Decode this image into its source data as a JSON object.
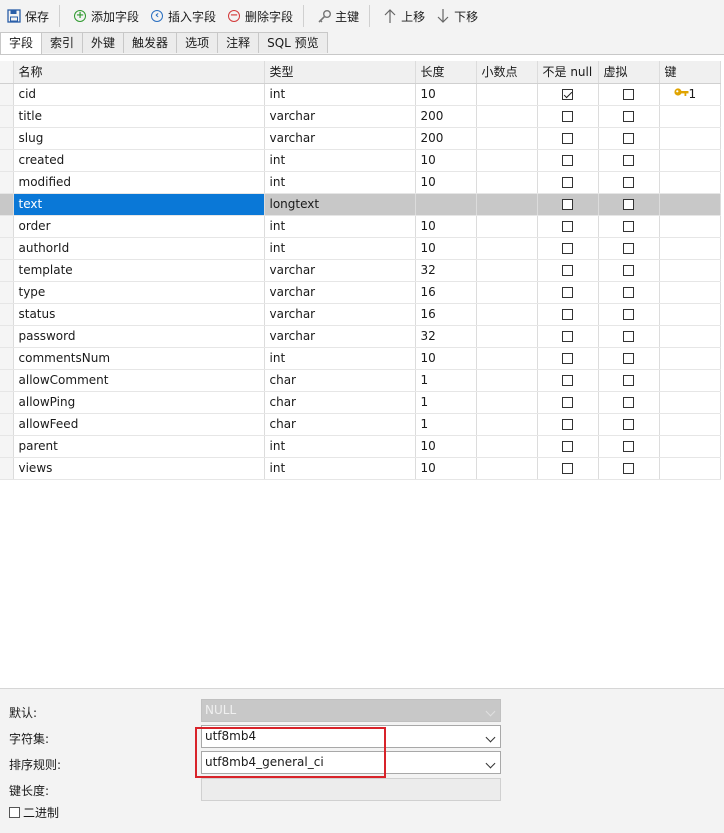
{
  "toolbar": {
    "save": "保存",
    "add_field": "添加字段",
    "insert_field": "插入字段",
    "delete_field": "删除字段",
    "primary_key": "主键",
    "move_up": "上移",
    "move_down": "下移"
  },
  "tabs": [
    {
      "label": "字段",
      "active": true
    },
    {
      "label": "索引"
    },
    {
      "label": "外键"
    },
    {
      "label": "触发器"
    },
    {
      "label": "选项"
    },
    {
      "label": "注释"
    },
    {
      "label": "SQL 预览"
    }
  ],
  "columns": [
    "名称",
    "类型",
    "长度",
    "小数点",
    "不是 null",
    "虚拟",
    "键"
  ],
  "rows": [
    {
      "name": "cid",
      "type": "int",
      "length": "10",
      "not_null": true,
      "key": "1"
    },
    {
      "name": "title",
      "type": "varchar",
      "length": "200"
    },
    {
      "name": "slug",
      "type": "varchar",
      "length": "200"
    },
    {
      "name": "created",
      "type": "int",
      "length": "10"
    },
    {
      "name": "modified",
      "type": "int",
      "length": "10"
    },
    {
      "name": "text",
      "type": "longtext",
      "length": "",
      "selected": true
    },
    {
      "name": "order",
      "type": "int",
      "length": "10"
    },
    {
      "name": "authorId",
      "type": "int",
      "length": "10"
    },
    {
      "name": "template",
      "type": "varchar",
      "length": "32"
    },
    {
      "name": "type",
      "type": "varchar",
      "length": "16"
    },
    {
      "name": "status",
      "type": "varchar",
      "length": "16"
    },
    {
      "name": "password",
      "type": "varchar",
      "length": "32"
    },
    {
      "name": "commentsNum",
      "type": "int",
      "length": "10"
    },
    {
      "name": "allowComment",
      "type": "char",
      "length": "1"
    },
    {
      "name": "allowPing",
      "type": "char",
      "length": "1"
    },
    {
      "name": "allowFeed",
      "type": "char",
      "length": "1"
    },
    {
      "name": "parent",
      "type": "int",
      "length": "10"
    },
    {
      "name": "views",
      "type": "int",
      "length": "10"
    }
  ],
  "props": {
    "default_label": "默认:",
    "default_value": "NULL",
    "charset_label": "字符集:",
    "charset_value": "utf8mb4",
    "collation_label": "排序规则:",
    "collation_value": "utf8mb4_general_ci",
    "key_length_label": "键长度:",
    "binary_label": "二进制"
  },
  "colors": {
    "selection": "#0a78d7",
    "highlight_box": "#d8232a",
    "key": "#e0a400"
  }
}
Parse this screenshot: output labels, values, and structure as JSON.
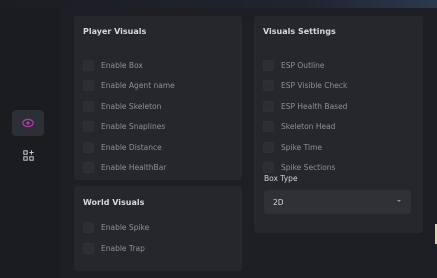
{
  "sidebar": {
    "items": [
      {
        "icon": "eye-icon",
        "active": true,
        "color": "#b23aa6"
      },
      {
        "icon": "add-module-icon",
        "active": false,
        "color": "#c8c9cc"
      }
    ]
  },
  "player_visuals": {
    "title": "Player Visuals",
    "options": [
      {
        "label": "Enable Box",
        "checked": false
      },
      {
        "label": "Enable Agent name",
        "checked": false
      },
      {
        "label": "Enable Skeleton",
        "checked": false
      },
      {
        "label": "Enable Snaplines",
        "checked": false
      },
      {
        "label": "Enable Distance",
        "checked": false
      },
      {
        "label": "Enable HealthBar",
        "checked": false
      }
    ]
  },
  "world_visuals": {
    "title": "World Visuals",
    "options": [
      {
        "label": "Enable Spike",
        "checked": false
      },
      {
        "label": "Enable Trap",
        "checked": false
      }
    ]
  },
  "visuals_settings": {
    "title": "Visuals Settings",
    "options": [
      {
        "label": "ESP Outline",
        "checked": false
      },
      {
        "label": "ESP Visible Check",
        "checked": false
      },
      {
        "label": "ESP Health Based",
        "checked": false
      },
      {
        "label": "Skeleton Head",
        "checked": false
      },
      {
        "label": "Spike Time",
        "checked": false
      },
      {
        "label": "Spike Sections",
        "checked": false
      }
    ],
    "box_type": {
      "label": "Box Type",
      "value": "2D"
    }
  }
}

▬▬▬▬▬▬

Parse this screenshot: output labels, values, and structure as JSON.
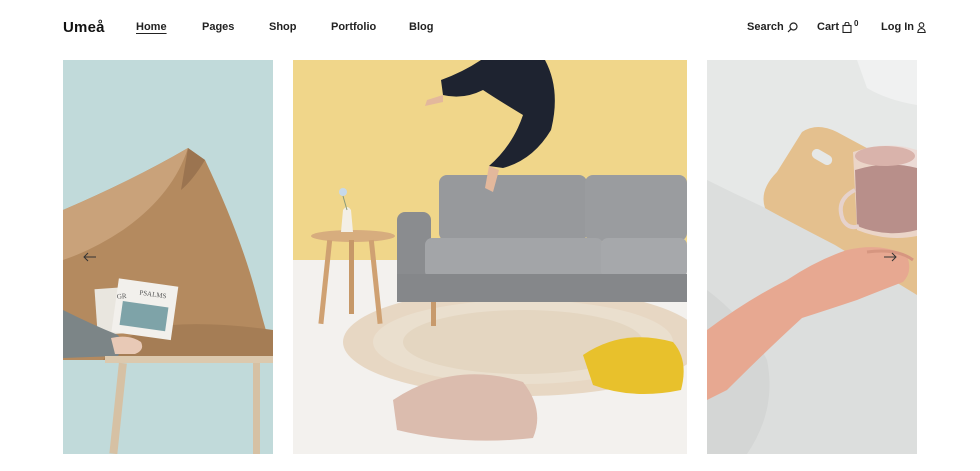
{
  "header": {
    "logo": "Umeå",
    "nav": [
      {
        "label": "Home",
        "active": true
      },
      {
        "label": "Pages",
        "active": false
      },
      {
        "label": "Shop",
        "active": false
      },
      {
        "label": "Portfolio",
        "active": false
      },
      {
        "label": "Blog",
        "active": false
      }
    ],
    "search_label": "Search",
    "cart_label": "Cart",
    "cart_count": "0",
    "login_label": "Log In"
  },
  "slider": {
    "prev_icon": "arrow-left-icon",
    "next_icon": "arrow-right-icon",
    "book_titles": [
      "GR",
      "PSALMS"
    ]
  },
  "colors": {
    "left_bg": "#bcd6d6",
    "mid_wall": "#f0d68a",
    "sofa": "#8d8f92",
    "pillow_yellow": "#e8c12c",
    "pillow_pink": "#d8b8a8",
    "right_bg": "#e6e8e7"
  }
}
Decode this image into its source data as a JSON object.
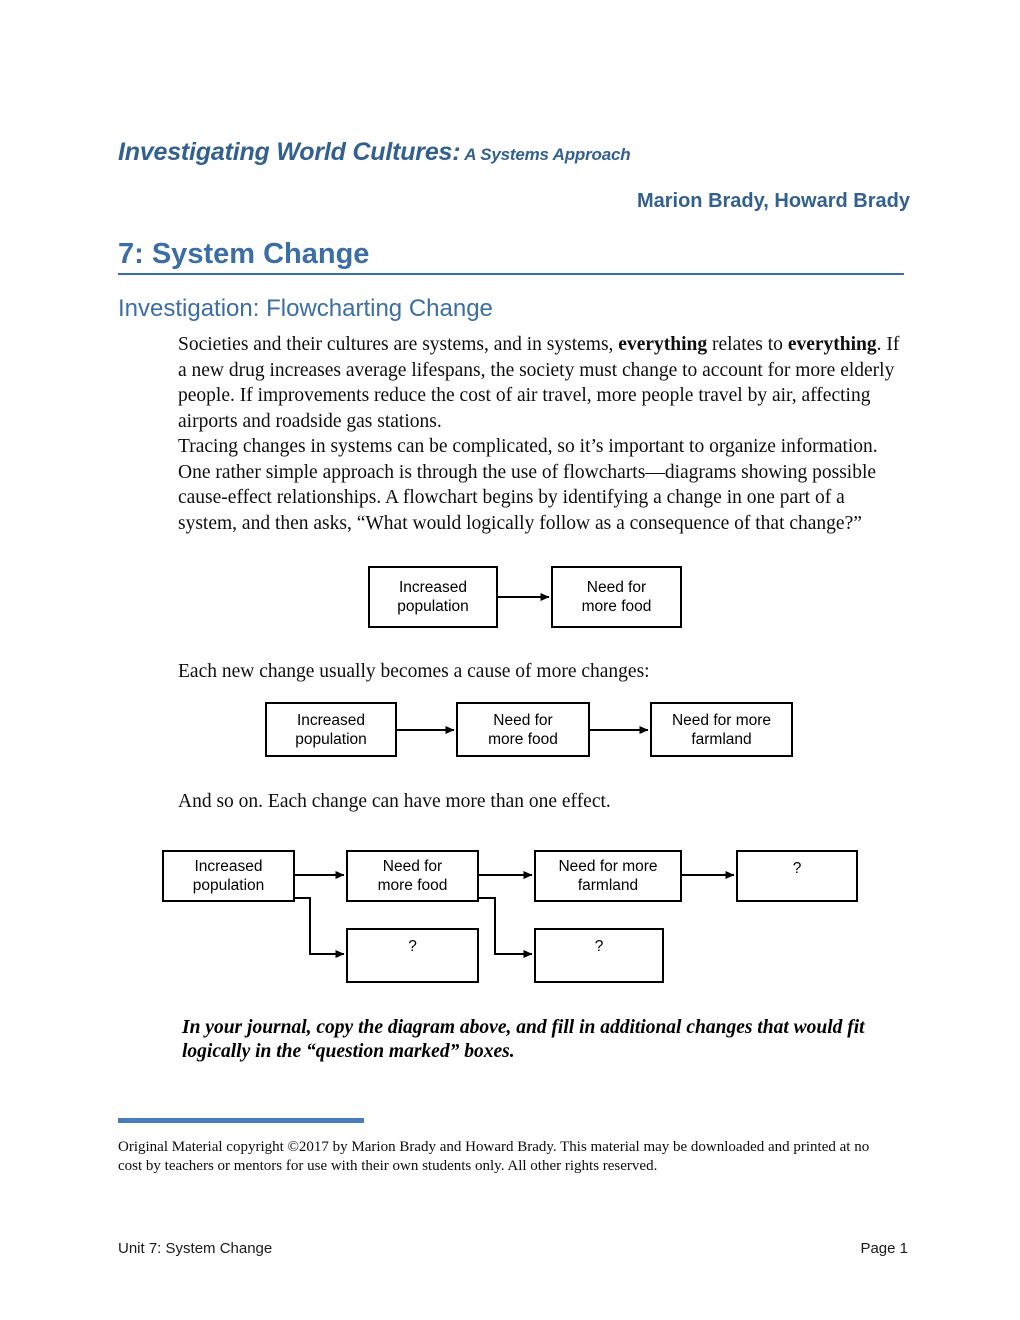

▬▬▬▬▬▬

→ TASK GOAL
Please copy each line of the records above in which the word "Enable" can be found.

→ FINAL ANSWER
        "label": "Enable Box",
        "label": "Enable Agent name",
        "label": "Enable Skeleton",
        "label": "Enable Snaplines",
        "label": "Enable Distance",
        "label": "Enable HealthBar",
        "label": "Enable Spike",
        "label": "Enable Trap",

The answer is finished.